    Donna, You are right on!!! I see this problem constantly, not just with children, but younger adults who do not want to be in nursing homes. And, you are right that the state is willing to spend a massive amount of funds to keep a person in a nursing home, rather than provide the support families needs to keep a family member at home. I had two calls last week from families trying to find ways to keep a loved one at home. Thanks for your tireless and compassionate work on behalf of persons with disabilities. We love you. Sherri Myers

  • RTDavis November 23, 2012 at 2:12 pm

    My experience in the late 90s, when I was on the verge of working in the field of special education, made it clear to me that the State of Florida had on the surface, at least, come a long way from its grotesque Sunland Center days (i.e., the pre-80s institutionalization of mentally and physically handicapped children and adults in large, “hospital” styled settings), but based upon my close observations of local facilities here in Escambia Country, I realized that the grotesque conditions had simply been cosmetically treated by using smaller, anonymous looking facilities (e.g., Pyramid on west 98, and the “nursing” home facility on University Parkway). Until children and adults with disabilities are more humanely treated, we as a culture ought to be ashamed of ourselves. In fact, why are we (in the form of government largess) so willing to give handouts to those who will not help themselves, but at the same time we cut back on support for those who cannot help themselves? Shame on all of us!

  • Ames November 23, 2012 at 1:17 pm

    Gov. Scott did not accept the federal funds for the Money Follows The Patient program that would have directed funds directly to families who can care for their lived ones at home instead of them remaining in, or sent to, nursing homes.
    You will likely find a treasure trove of welcome information at the following website,
    Now, ask yourself why you didn’t already know this valuable information.

  • Mike Amerson November 23, 2012 at 9:46 am

    Rick, this doesn’t surprise my wife and I. We have a 6 year old Autistic son. He has Healthy Kids Ins through the State because you can’t get any other Co’ to write him and be able to afford it. We’ve been trying to get ABA Therapy approved for him and the Co’ says because of the size of their Co’, they don’t fall within the Law to be made to provide it. We tried Medicaid and they set him a monthly recurring deductible of 7100.00 a month that has to be met before he can have the services. The funny thing is the deductible is more than the monthly income I have. When you sign up for the Healthy Kids Ins’, they will tell you that ABA is covered. So it’s no surprise when I read that they won’t pay to keep the child in the home with the family, but will pay to take him away from them. The whole system is smoke and mirrors and no one including our current Governor wants to address the issue.

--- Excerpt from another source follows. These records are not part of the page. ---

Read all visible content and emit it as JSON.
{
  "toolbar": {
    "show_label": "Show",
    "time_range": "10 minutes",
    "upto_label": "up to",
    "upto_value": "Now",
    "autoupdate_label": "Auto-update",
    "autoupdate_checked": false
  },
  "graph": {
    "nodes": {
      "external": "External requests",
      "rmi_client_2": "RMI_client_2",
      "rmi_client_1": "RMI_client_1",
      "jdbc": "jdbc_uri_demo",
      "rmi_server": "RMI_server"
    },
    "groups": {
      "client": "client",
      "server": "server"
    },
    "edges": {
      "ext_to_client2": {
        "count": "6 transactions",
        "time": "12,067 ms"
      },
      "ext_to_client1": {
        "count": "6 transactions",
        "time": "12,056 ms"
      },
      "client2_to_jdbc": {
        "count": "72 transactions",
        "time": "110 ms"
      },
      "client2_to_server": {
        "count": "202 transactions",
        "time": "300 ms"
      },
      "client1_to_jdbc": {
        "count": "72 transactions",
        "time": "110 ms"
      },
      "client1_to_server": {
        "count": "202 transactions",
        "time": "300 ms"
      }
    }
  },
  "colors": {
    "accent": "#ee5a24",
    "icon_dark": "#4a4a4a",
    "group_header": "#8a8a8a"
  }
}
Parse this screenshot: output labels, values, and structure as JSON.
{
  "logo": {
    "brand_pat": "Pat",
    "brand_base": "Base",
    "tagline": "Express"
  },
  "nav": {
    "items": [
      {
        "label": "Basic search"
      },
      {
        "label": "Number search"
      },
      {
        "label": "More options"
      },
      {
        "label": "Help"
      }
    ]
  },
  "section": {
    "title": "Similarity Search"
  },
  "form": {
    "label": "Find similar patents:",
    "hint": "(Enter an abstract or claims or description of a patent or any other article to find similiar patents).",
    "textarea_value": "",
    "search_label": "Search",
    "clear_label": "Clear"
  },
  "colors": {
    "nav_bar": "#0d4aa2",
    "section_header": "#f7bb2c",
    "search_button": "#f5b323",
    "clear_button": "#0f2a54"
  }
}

With the stats being 1 out of every 88 kids being diagnosed with Autism, I hope his family doesn’t want any more kids. We are and will always be thankful for people like ARC that at least tries to keep checks and balances on how these children are treated. Thank you ARC.